In one context we could argue that, if one believes it, it is NOT contextual definition.

I don't think that would be the common conception though.

My use of the phrase "mythology" is just my passive-aggressive...ok...just plain agressive...way of putting some very straight-forward and [IMO] reasonable demands on the religious claimant. If one, such as myself, has satisfactorily compared [in this case] biblical Christianity with other religions of history and analyzed Christian truth-claims and found nothing to distinguish it...then it is quite indistinguishable from myth (smells like a myth, walks like a myth, sounds like a myth....). I use the term the way I do because it seems eminently reasonable to have the religious claimant show that it is NOT myth.

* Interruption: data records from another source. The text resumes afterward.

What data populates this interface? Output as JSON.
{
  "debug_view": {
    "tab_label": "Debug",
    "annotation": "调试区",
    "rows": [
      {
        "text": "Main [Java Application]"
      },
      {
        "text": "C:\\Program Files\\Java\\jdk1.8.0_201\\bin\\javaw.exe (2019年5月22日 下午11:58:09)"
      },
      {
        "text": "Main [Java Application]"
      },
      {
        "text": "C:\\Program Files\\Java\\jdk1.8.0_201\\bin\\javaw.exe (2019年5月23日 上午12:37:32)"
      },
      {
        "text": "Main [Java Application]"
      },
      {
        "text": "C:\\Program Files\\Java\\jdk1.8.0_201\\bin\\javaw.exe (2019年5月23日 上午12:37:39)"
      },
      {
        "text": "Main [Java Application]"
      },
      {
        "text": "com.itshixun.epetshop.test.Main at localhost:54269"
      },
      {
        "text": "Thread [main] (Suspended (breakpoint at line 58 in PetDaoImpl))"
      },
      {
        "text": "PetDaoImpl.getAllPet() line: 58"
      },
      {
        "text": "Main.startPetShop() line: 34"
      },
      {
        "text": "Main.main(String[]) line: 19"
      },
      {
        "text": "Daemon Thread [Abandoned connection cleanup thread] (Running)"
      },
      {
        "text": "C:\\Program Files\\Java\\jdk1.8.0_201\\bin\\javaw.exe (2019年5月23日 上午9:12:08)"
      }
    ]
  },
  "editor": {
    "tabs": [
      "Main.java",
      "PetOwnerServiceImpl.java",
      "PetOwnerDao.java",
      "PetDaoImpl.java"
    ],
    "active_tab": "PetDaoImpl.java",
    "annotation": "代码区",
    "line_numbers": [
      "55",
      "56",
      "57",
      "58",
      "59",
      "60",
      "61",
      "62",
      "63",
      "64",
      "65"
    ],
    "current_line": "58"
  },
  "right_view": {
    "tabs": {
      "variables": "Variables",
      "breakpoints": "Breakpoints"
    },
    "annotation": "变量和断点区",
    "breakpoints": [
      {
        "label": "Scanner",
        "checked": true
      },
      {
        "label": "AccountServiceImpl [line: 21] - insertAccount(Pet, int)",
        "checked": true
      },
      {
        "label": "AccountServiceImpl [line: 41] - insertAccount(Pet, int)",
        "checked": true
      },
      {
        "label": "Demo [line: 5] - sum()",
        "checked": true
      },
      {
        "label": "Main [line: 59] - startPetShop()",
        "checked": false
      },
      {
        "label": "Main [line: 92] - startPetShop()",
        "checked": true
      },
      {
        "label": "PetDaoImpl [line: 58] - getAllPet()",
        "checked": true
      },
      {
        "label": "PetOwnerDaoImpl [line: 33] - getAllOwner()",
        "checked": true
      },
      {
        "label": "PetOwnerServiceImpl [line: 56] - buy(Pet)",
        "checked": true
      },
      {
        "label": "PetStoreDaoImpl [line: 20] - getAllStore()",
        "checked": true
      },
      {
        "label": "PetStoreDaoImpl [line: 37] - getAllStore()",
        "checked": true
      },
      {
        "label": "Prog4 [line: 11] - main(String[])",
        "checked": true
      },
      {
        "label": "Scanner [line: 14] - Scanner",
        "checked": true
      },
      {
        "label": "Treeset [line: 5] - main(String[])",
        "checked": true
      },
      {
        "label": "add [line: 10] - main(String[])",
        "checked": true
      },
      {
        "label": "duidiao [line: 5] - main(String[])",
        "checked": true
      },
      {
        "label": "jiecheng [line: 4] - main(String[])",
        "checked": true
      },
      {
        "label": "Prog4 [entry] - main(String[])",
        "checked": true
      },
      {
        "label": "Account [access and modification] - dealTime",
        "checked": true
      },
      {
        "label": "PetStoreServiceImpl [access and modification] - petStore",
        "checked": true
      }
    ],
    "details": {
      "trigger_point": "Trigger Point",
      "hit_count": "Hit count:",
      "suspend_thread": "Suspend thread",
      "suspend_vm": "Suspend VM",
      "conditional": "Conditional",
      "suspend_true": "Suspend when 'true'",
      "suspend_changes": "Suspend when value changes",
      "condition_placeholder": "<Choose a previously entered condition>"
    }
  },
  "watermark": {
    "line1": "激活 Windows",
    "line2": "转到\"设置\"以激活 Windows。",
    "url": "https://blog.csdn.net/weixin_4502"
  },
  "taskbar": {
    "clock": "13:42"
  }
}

As for my role in the discussion; I cannot go any further than showing all its important characteristics are precisely like that of dead religions of history. Messiahs, miracles, crucifictions, resurrections, virgin births, prophesies, solstices, three kings, floods, exoduses, heaven, salvation, etc. etc...history is replete with all of it. More tangibly; religious truth claims like creation, prayer & misc. simply don't jive with empirical evidence. Argument theory says that I cannot prove that it IS myth (nor can I or anyone else prove that Zeus is myth).

Does it not seem reasonable to simply ask...How is it NOT myth.

I post very seldom here (obviously), but my next project when I have time ( THAT's gonna happen) will be a multi-part series on the list of bad arguments that I have come across (repeatedly) for belief in God. A short list would begin with:
1) The bible is the most popular book in the world
2) Why is there something instead of nothing?
3) Effectiveness of prayer
4) Personal experience
5) My holy book says so
6) The miracles of my deity
7) Prophecies
8) Irreducible complexity
9) The morality of humankind
10) The argument from consequence
11) The uniqueness of Christianity
12) All societal benefits of religion
13) The inerrancy of my holy book

FVThinker said...

BTW:I was in D.C. for the Rally to Restore Sanity a little while back, but I didn't have time to look you up. Sorry.